A mentor taught me a valuable sales management lesson in this regard. It seemed that I would always wait to virtually the last day of a new Salesperson’s probationary period to let them go when required. He made me aware of this one day and asked why. I simply said because I was hoping that he or she would suddenly turn the corner and have great activity levels and results. He asked me if anything had changed in the last 30 or 60 days since I started to suspect that we needed to part ways.
The was so obvious that it hit me right in the face. Nothing was different. I was delaying the inevitable and causing more stress to both the Salesperson and myself. I then learned that I was helping a non-performing Salesperson by letting them go because everyone deserves to be successful at something. As tough as it was, I was being a leader in their personal development by forcing him or her to look for a new position.
It should be very clear why these 3 Steps need to be followed in succession. Skipping one or not investing time and effort in any one of them can easily result in unrealized expectations for both the Salesperson and Sales Manager.
I can honestly say I’ve never met a Sales Manager who naturally excelled at all 3 of them. Some steps come more easily than others. The key is to acknowledge the areas for growth required and take steps to be strong in each one.
The success of your Salespeople depends on it.
What do you think? Please share your thoughts in the comments section below. If you liked this article, feel free to share it on your favorite social media platform. If you’re a Sales Manager looking for management training, please contact us for a discussion on exclusive training.

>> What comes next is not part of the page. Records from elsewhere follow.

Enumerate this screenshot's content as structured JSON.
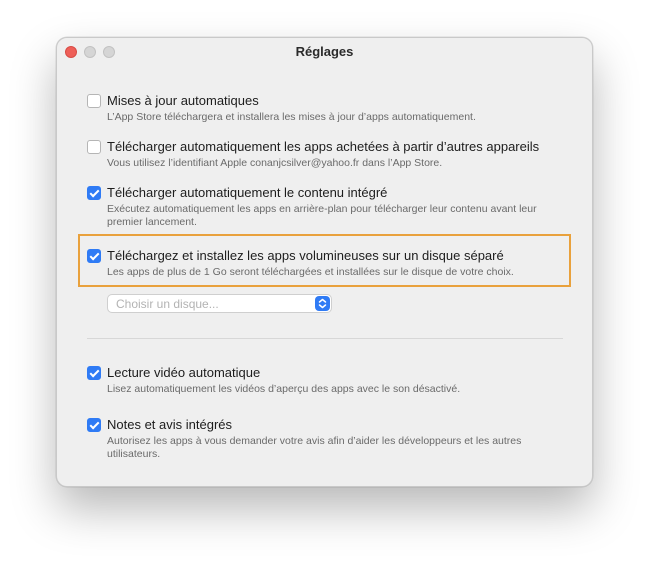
{
  "window": {
    "title": "Réglages"
  },
  "options": [
    {
      "label": "Mises à jour automatiques",
      "description": "L’App Store téléchargera et installera les mises à jour d’apps automatiquement.",
      "checked": false
    },
    {
      "label": "Télécharger automatiquement les apps achetées à partir d’autres appareils",
      "description": "Vous utilisez l’identifiant Apple conanjcsilver@yahoo.fr dans l’App Store.",
      "checked": false
    },
    {
      "label": "Télécharger automatiquement le contenu intégré",
      "description": "Exécutez automatiquement les apps en arrière-plan pour télécharger leur contenu avant leur premier lancement.",
      "checked": true
    },
    {
      "label": "Téléchargez et installez les apps volumineuses sur un disque séparé",
      "description": "Les apps de plus de 1 Go seront téléchargées et installées sur le disque de votre choix.",
      "checked": true
    },
    {
      "label": "Lecture vidéo automatique",
      "description": "Lisez automatiquement les vidéos d’aperçu des apps avec le son désactivé.",
      "checked": true
    },
    {
      "label": "Notes et avis intégrés",
      "description": "Autorisez les apps à vous demander votre avis afin d’aider les développeurs et les autres utilisateurs.",
      "checked": true
    }
  ],
  "disk_select": {
    "placeholder": "Choisir un disque..."
  },
  "colors": {
    "accent": "#2f7bf5",
    "highlight": "#e9a13c",
    "close_button": "#ee5f58"
  }
}
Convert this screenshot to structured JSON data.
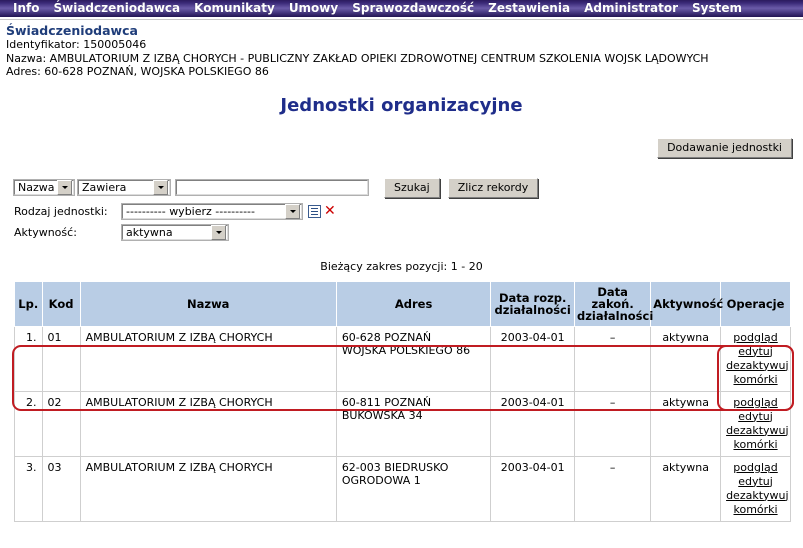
{
  "nav": {
    "items": [
      "Info",
      "Świadczeniodawca",
      "Komunikaty",
      "Umowy",
      "Sprawozdawczość",
      "Zestawienia",
      "Administrator",
      "System"
    ]
  },
  "provider": {
    "title": "Świadczeniodawca",
    "identyfikator": "Identyfikator: 150005046",
    "nazwa": "Nazwa: AMBULATORIUM Z IZBĄ CHORYCH - PUBLICZNY ZAKŁAD OPIEKI ZDROWOTNEJ CENTRUM SZKOLENIA WOJSK LĄDOWYCH",
    "adres": "Adres: 60-628 POZNAŃ, WOJSKA POLSKIEGO 86"
  },
  "page": {
    "title": "Jednostki organizacyjne",
    "add_button": "Dodawanie jednostki",
    "range_label": "Bieżący zakres pozycji: 1 - 20"
  },
  "filters": {
    "field_select": "Nazwa",
    "operator_select": "Zawiera",
    "search_value": "",
    "search_placeholder": "",
    "search_button": "Szukaj",
    "count_button": "Zlicz rekordy",
    "rodzaj_label": "Rodzaj jednostki:",
    "rodzaj_select": "---------- wybierz ----------",
    "aktywnosc_label": "Aktywność:",
    "aktywnosc_select": "aktywna",
    "list_icon": "list-icon",
    "clear_icon": "✕"
  },
  "table": {
    "headers": [
      "Lp.",
      "Kod",
      "Nazwa",
      "Adres",
      "Data rozp. działalności",
      "Data zakoń. działalności",
      "Aktywność",
      "Operacje"
    ],
    "ops_labels": [
      "podgląd",
      "edytuj",
      "dezaktywuj",
      "komórki"
    ],
    "rows": [
      {
        "lp": "1.",
        "kod": "01",
        "nazwa": "AMBULATORIUM Z IZBĄ CHORYCH",
        "adres_line1": "60-628 POZNAŃ",
        "adres_line2": "WOJSKA POLSKIEGO 86",
        "data_rozp": "2003-04-01",
        "data_zakon": "–",
        "aktywnosc": "aktywna"
      },
      {
        "lp": "2.",
        "kod": "02",
        "nazwa": "AMBULATORIUM Z IZBĄ CHORYCH",
        "adres_line1": "60-811 POZNAŃ",
        "adres_line2": "BUKOWSKA 34",
        "data_rozp": "2003-04-01",
        "data_zakon": "–",
        "aktywnosc": "aktywna"
      },
      {
        "lp": "3.",
        "kod": "03",
        "nazwa": "AMBULATORIUM Z IZBĄ CHORYCH",
        "adres_line1": "62-003 BIEDRUSKO",
        "adres_line2": "OGRODOWA 1",
        "data_rozp": "2003-04-01",
        "data_zakon": "–",
        "aktywnosc": "aktywna"
      }
    ]
  },
  "colors": {
    "nav_dark": "#2b1a5e",
    "nav_light": "#6a5aa8",
    "title_blue": "#1f2d8a",
    "header_blue": "#b9cde5",
    "annotation_red": "#c01c22"
  }
}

Are you a salesperson who believes in continuous self-improvement? Check out our book SHUT UP! Stop Talking and Start Making Money available on Kindle and paperback on Amazon or our online sales training program The Sales Skills Incubator. Take the free trial on Chapter 1 – The Stigma of Sales.
Dave Warawa – PROSALESGUY